Entries from a dataset of interfaces
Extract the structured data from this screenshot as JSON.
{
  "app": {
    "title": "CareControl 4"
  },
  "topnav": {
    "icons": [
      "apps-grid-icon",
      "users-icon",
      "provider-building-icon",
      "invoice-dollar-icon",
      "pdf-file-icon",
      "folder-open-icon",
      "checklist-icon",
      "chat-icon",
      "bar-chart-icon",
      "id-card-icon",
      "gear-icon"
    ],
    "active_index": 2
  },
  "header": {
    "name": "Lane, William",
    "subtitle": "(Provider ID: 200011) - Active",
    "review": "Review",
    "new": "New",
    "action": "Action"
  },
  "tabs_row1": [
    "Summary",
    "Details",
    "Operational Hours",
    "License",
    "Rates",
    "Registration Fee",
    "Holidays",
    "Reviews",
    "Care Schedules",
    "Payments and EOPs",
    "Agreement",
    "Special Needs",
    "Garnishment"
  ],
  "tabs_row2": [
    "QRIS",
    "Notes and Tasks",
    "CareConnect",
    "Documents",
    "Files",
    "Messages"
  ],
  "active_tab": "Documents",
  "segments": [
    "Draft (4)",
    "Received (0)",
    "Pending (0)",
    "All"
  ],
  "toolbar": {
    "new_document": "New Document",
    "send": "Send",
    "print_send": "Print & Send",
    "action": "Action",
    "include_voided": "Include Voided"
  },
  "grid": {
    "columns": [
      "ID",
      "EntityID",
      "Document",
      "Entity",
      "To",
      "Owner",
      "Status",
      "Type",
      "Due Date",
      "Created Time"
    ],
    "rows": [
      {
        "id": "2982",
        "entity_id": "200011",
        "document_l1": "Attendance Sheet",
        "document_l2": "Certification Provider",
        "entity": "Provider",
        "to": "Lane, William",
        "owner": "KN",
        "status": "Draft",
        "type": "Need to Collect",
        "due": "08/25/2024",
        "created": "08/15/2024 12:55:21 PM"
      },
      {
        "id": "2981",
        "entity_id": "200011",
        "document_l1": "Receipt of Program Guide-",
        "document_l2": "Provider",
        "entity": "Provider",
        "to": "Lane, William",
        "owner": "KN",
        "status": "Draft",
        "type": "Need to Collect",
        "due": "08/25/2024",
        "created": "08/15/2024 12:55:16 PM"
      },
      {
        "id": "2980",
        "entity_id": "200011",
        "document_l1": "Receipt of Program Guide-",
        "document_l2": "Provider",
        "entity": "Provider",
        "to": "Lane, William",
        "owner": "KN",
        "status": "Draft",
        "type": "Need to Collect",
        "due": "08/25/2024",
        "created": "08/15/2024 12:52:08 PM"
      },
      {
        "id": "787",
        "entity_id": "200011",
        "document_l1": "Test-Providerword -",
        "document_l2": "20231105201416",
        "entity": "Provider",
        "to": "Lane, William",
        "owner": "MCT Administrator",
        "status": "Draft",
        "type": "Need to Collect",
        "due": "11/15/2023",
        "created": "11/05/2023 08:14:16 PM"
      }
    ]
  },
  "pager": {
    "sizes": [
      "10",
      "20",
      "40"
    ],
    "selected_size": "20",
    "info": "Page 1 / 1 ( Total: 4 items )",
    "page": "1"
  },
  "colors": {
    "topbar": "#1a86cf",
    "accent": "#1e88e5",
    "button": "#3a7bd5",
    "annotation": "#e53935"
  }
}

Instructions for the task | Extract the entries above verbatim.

Exercise result |
Extract the structured data from this screenshot as JSON.
{
  "app": {
    "title": "CareControl 4"
  },
  "topnav": {
    "icons": [
      "apps-grid-icon",
      "users-icon",
      "provider-building-icon",
      "invoice-dollar-icon",
      "pdf-file-icon",
      "folder-open-icon",
      "checklist-icon",
      "chat-icon",
      "bar-chart-icon",
      "id-card-icon",
      "gear-icon"
    ],
    "active_index": 2
  },
  "header": {
    "name": "Lane, William",
    "subtitle": "(Provider ID: 200011) - Active",
    "review": "Review",
    "new": "New",
    "action": "Action"
  },
  "tabs_row1": [
    "Summary",
    "Details",
    "Operational Hours",
    "License",
    "Rates",
    "Registration Fee",
    "Holidays",
    "Reviews",
    "Care Schedules",
    "Payments and EOPs",
    "Agreement",
    "Special Needs",
    "Garnishment"
  ],
  "tabs_row2": [
    "QRIS",
    "Notes and Tasks",
    "CareConnect",
    "Documents",
    "Files",
    "Messages"
  ],
  "active_tab": "Documents",
  "segments": [
    "Draft (4)",
    "Received (0)",
    "Pending (0)",
    "All"
  ],
  "toolbar": {
    "new_document": "New Document",
    "send": "Send",
    "print_send": "Print & Send",
    "action": "Action",
    "include_voided": "Include Voided"
  },
  "grid": {
    "columns": [
      "ID",
      "EntityID",
      "Document",
      "Entity",
      "To",
      "Owner",
      "Status",
      "Type",
      "Due Date",
      "Created Time"
    ],
    "rows": [
      {
        "id": "2982",
        "entity_id": "200011",
        "document_l1": "Attendance Sheet",
        "document_l2": "Certification Provider",
        "entity": "Provider",
        "to": "Lane, William",
        "owner": "KN",
        "status": "Draft",
        "type": "Need to Collect",
        "due": "08/25/2024",
        "created": "08/15/2024 12:55:21 PM"
      },
      {
        "id": "2981",
        "entity_id": "200011",
        "document_l1": "Receipt of Program Guide-",
        "document_l2": "Provider",
        "entity": "Provider",
        "to": "Lane, William",
        "owner": "KN",
        "status": "Draft",
        "type": "Need to Collect",
        "due": "08/25/2024",
        "created": "08/15/2024 12:55:16 PM"
      },
      {
        "id": "2980",
        "entity_id": "200011",
        "document_l1": "Receipt of Program Guide-",
        "document_l2": "Provider",
        "entity": "Provider",
        "to": "Lane, William",
        "owner": "KN",
        "status": "Draft",
        "type": "Need to Collect",
        "due": "08/25/2024",
        "created": "08/15/2024 12:52:08 PM"
      },
      {
        "id": "787",
        "entity_id": "200011",
        "document_l1": "Test-Providerword -",
        "document_l2": "20231105201416",
        "entity": "Provider",
        "to": "Lane, William",
        "owner": "MCT Administrator",
        "status": "Draft",
        "type": "Need to Collect",
        "due": "11/15/2023",
        "created": "11/05/2023 08:14:16 PM"
      }
    ]
  },
  "pager": {
    "sizes": [
      "10",
      "20",
      "40"
    ],
    "selected_size": "20",
    "info": "Page 1 / 1 ( Total: 4 items )",
    "page": "1"
  },
  "colors": {
    "topbar": "#1a86cf",
    "accent": "#1e88e5",
    "button": "#3a7bd5",
    "annotation": "#e53935"
  }
}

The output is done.